At the moment we’re all worried about Covid-19, but your immune system is important at all times.
Unfortunately, there is no magical immune system booster that will bolster your defences overnight, but there are things you can do to protect your immune cells, potentially lowering your susceptibility to infection.
Looking after yourself in body and mind is the best way to improve immunity, and the better your immune system functions, the better your whole body functions.
These tips, from the experts at BMI Healthcare, will help you boost your immune system all year-round.
1. Eat the right foods
Eating a healthy, well-balanced diet is one of the most important things you can do to look after your body.
Focus on whole foods, eating from all the key food groups, and avoid overly salty, fatty, sugary or processed foods.
There are certain foods that are thought to be particularly good at boosting immunity, but really the most important thing is to eat lots of different healthy foods.
2. Get the nutrients your immune system needs
Certain nutrients are essential to the good running of your immune system. These are found in fresh produce – you shouldn’t rely on supplements to get them.
- Vitamin C is an antioxidant that fights free radicals in the body. This vital nutrient is found in many foods, not just citrus fruits. It’s also in leafy green vegetables, bell peppers, strawberries, carrots and many more fruits and vegetables.
- Vitamin E is another powerful antioxidant that helps your body fight infection. Find it in spinach, broccoli, almonds, peanuts and hazelnuts.
- Vitamin B6 is essential to your immune system. Bananas, lean poultry, tuna and chickpeas are all high in this nutrient.

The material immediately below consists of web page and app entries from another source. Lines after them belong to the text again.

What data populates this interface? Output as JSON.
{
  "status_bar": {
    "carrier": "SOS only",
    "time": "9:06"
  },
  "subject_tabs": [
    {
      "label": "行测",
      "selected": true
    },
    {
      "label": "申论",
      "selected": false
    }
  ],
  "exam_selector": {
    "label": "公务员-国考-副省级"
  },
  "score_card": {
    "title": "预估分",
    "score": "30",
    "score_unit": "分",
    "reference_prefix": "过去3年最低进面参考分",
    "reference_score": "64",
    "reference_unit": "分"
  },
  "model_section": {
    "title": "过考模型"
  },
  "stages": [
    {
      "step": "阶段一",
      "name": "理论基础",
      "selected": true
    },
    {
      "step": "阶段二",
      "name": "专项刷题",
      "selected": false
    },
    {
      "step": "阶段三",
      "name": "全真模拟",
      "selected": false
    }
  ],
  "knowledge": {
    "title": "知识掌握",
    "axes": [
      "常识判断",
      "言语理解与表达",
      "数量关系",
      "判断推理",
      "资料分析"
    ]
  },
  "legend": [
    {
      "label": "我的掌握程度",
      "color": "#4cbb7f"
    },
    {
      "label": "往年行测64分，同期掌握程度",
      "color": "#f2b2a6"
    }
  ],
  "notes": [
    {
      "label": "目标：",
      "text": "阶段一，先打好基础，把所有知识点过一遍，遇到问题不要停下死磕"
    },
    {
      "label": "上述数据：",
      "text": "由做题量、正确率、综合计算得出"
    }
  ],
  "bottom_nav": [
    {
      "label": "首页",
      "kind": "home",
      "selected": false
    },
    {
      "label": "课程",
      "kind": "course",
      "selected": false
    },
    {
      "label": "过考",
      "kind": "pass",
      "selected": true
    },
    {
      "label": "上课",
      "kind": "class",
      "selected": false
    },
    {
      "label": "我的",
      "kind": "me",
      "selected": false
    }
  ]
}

- A daily dose of vitamin D is one of the few things you may need a supplement for, though eating fatty fish (or fortified cereals and spreads) and being exposed to sunlight do help.
- Brightly coloured foods often contain vitamin A, a powerful antioxidant. Carrots, sweet potatoes, pumpkin and squash are all high in this nutrient.
- Folate – also known as folic acid – helps our body create cells, meaning a deficiency can lead to a weakened immune system. Get yours from beans and peas or leafy green vegetables. You’ll also find it in certain fortified foods.
- Iron helps your body carry oxygen to cells, including the white blood cells that are central to the immune system. Find it in lean poultry or in dark, leafy greens.
- It’s thought that selenium plays a crucial role in the functioning of our body’s defences. Find it in garlic, broccoli, sardines, tuna and mushrooms, among many other foods.
- Zinc is thought to help control inflammation. Zinc is found in oysters, crabs, poultry, beans and chickpeas.
3. Exercise more
Regular exercise can strengthen your immune system, as well as helping you sleep better and reducing your stress levels – two things that have an impact on immunity.
Regular exercise has been shown to improve immune response even in those with weakened immune systems.
4. Control your stress levels
Stress and anxiety can have a physical effect on our bodies, including a negative impact on our natural defences. This is particularly true if you are stressed over a long period of time.
One study even found a link between chronic stress-related conditions and autoimmune diseases.
Everyone gets stressed now and again, so it’s a good idea to find a few stress-busting techniques that work for you. Try breathing techniques, yoga or meditation.
5. Get enough sleep
While you sleep, your immune system produces proteins called cytokines, which target infection and inflammation. These are also released during sleep, meaning losing out on shut-eye could seriously impact your defences.
Most adults need around eight hours of good quality sleep a night. Some will need more, some less. If you regularly feel tired throughout the day, you probably aren’t getting enough sleep.
6. Have a healthy, happy gut
The health of your digestive tract has a huge impact on the health of your whole body, and your immune system is no different. A healthy gut microbiome encourages healthy defences.
7. Maintain good personal hygiene
It’s all well and good doing all the above things to make sure your immune system is fighting fit, but are you taking measures to stop germs entering your body in the first place?
The most important of these is also the simplest: keeping your hands clean.
Wash your hands for 20 seconds (two rounds of Happy Birthday) using warm water and soap before cooking or eating and after you cough or sneeze.
Do the same after you use the bathroom or touch public surfaces.
Washing your hands is listed as one of the key things you can do to protect yourself from the coronavirus.
If you’ve touched something outside of your home and haven’t washed your hands since, don’t touch your face.